A major Swedish study (see American Journal of Clinical Nutrition) has associated daily multivitamin intake with an increased risk in breast cancer.
Sweden’s Karolinska Institute monitored thirty five thousand women over a period of ten years, and it was found that women who took a daily multivitamin (containing Vitamin C, E and B-Carotene) had a 19% increased risk of breast cancer.
The evidence the study uses to support its claim is not strong enough to conclude that multivitamins may trigger cancer. Whilst the role of multivitamins in the prevention of heart disease and cancer is also inconclusive, there are too many other factors that may have influenced the study’s results. Some of these factors include the:
Something else to keep in mind is that the findings fail to report whether the multivitamin administered to participants derived from synthetic (coal tar derivatives) or natural sources (such as fruit and vegetables). Scientists in Finland and at the University of California have linked synthetic vitamins with decreased protection against diseases such as cancer and stroke (as published recently in the New England Journal of Medicine).

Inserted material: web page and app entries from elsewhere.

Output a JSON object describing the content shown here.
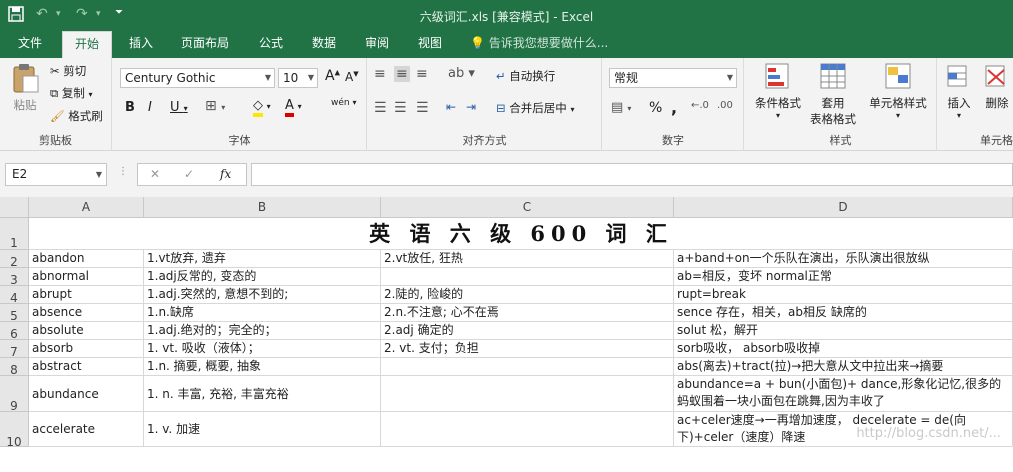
{
  "window": {
    "title": "六级词汇.xls  [兼容模式] - Excel"
  },
  "tabs": [
    "文件",
    "开始",
    "插入",
    "页面布局",
    "公式",
    "数据",
    "审阅",
    "视图"
  ],
  "tellme": "告诉我您想要做什么...",
  "ribbon": {
    "clipboard": {
      "paste": "粘贴",
      "cut": "剪切",
      "copy": "复制",
      "format_painter": "格式刷",
      "label": "剪贴板"
    },
    "font": {
      "name": "Century Gothic",
      "size": "10",
      "label": "字体",
      "bold": "B",
      "italic": "I",
      "underline": "U",
      "grow": "A",
      "shrink": "A",
      "phonetic": "wén"
    },
    "alignment": {
      "wrap": "自动换行",
      "merge": "合并后居中",
      "label": "对齐方式"
    },
    "number": {
      "format": "常规",
      "percent": "%",
      "comma": ",",
      "label": "数字"
    },
    "styles": {
      "conditional": "条件格式",
      "table1": "套用",
      "table2": "表格格式",
      "cell_styles": "单元格样式",
      "label": "样式"
    },
    "cells": {
      "insert": "插入",
      "delete": "删除",
      "label": "单元格"
    }
  },
  "formula_bar": {
    "name_box": "E2",
    "fx": "fx",
    "cancel": "✕",
    "enter": "✓",
    "value": ""
  },
  "columns": [
    "A",
    "B",
    "C",
    "D"
  ],
  "rows": [
    "1",
    "2",
    "3",
    "4",
    "5",
    "6",
    "7",
    "8",
    "9",
    "10"
  ],
  "sheet_title": "英 语 六 级 600 词 汇",
  "table": [
    [
      "abandon",
      "1.vt放弃, 遗弃",
      "2.vt放任, 狂热",
      "a+band+on一个乐队在演出，乐队演出很放纵"
    ],
    [
      "abnormal",
      "1.adj反常的, 变态的",
      "",
      "ab=相反，变坏 normal正常"
    ],
    [
      "abrupt",
      "1.adj.突然的, 意想不到的;",
      "2.陡的, 险峻的",
      "rupt=break"
    ],
    [
      "absence",
      "1.n.缺席",
      "2.n.不注意; 心不在焉",
      "sence 存在，相关，ab相反 缺席的"
    ],
    [
      "absolute",
      "1.adj.绝对的；完全的；",
      "2.adj 确定的",
      "solut 松，解开"
    ],
    [
      "absorb",
      "1. vt. 吸收（液体）；",
      "2. vt. 支付；负担",
      "sorb吸收， absorb吸收掉"
    ],
    [
      "abstract",
      "1.n. 摘要, 概要, 抽象",
      "",
      "abs(离去)+tract(拉)→把大意从文中拉出来→摘要"
    ],
    [
      "abundance",
      "1. n. 丰富, 充裕, 丰富充裕",
      "",
      "abundance=a + bun(小面包)+ dance,形象化记忆,很多的蚂蚁围着一块小面包在跳舞,因为丰收了"
    ],
    [
      "accelerate",
      "1. v. 加速",
      "",
      "ac+celer速度→一再增加速度， decelerate = de(向下)+celer（速度）降速"
    ]
  ],
  "watermark": "http://blog.csdn.net/..."
}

Rather than cut out your daily multivitamin, read the following easy steps to lessen your risk of breast cancer: